Take a culinary tour around the world with three new cookbooks plus recipes for French ratatouille, date-night waffles, crab matete and Ukrainian garlic bread.
One of my favourite things about cooking is how it’s a window into another culture. You can explore the flavours of Morocco or France simply by trying out their recipes in your kitchen. Today I’m kicking off a cooking around the world blog tour with three new cookbooks from Simon & Schuster. Over the next couple of days, my blog tour partners Melissa and Lelo will be sharing tons of great content from the South of France Cookbook by Nina Parker, Mamushka: Recipes from Ukraine and Eastern Europe by Olia Hercules and Creole Kitchen: Sunshine Flavours from the Caribbean by Vanessa Bolosier. Each book does a deep-dive into their respective cuisines, which as a serious cookbook nerd, I love. I go through periods where I become really obsessed with a certain type of cuisine, so much so that I want to learn everything there is to know about it and do some “research” around Toronto – luckily we have such diversity in this great city that you can find practically any type of food.
The South of France Cookbook

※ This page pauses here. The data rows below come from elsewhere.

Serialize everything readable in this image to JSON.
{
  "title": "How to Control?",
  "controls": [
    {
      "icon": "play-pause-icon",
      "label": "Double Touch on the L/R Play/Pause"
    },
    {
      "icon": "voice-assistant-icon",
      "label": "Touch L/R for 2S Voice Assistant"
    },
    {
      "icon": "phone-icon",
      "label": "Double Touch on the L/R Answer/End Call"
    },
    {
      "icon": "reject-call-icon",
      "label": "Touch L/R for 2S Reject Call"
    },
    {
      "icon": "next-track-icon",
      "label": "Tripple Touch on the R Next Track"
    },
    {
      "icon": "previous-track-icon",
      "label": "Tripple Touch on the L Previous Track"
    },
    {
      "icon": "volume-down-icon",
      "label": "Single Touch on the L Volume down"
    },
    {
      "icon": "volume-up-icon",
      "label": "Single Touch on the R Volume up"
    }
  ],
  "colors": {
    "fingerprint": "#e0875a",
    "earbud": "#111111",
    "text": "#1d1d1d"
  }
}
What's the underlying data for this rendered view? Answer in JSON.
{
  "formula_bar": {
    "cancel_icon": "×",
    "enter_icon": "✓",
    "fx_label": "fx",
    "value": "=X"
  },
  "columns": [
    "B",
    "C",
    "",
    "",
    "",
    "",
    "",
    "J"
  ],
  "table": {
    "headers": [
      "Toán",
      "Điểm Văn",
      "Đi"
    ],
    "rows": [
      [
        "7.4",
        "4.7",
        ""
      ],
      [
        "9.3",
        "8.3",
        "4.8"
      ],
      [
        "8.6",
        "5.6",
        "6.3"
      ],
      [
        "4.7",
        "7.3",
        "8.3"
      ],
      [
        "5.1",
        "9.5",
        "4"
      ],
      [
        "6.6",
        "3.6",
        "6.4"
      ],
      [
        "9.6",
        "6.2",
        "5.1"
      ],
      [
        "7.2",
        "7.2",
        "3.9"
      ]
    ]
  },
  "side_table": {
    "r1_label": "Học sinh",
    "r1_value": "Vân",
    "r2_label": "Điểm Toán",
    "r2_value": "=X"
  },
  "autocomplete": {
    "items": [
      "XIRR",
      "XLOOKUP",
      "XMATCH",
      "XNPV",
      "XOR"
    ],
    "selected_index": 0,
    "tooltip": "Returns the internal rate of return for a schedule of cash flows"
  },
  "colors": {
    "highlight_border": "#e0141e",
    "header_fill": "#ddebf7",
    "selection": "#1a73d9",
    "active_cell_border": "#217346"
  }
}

This cookbook is very me and the recipes you’ll find in here are quite similar to the kind that I create for you guys. Dishes based on fresh, seasonal ingredients that pack a ton of flavour. I’ve got the recipe for the ratatouille picture above and the waffles below to give you a taste of this book. Not only is it full of gorgeous recipes, but it’s some serious lifestyle eye candy – all I want to do is hope on the next flight to Saint-Tropez. I love how personal Nina is with the stories she shares behind each recipe, you can perfectly picture the settings and moments; I feel like this cookbook is the perfect escape.
A sample of the recipes: Omelette with chanterelles, gruyere and thyme, driftwood salad nicoise, and caramelized pear spice cake.
Creole Kitchen: Sunshine Flavours from the Caribbean
This cookbook has me completely inspired to create more Creole-inspired recipes on the site. This is a type of cuisine that is completely new to me, so Vanessa’s in-depth explanation about the history and ingredients used in a Creole kitchen was extremely helpful. There are over 40 pages of full of information on Creole cuisine – the ingredients, the history, the different styles and regions – that I found myself devouring this book like a novel, it is such a wealth of information. I definitely recommend this for the cook who wants to learn a ton about Creole cuisine because while it is full of spectacular recipes, it’s the knowledge and references that I find myself coming back to over and over again. Most of the time when you hear the word “Creole” you think of New Orleans but this book focuses on the French Caribbean, (Vanessa’s parents are from Guadeloupe and Martinique).
A sample of the recipes: Coconut punch, Creole pork ragu, Creole cassoulet.
Mamushka: Recipes from Ukraine and Eastern Europe
This cookboook is a highly authentic, Ukrainian and Eastern European cookbook, filled with all the kinds of recipes that you would expect. I feel like Ukrainian food is kind of under-appreciated, but I think that soon enough it will have its moment, and regional-specific cookbooks like this one are the first step. This cookbook is definitely a highly personal book for author Olia Hercules, in the introduction she says, “This is the stuff of my childhood, a life that I want to share with you in order to dispel the myths about my home country and its surrounding areas and to give the messy geo-political mosaic a human face.” – so powerful, is it not?
A sample of the recipes: Ukrainian beet broth, stuffed cabbage leaves, and beet and gherkin salad.
Let me know if you give any of these recipes a try – are you interested in exploring more Southern French, Creole or Ukranian recipes? Vote in my poll.
In the meantime, here’s the recipe for French ratatouille!
Disclosure: I was provided with copies of each book from the publisher for review purposes. I am not being compensated for writing this post. As always, all opinions are 100% my own.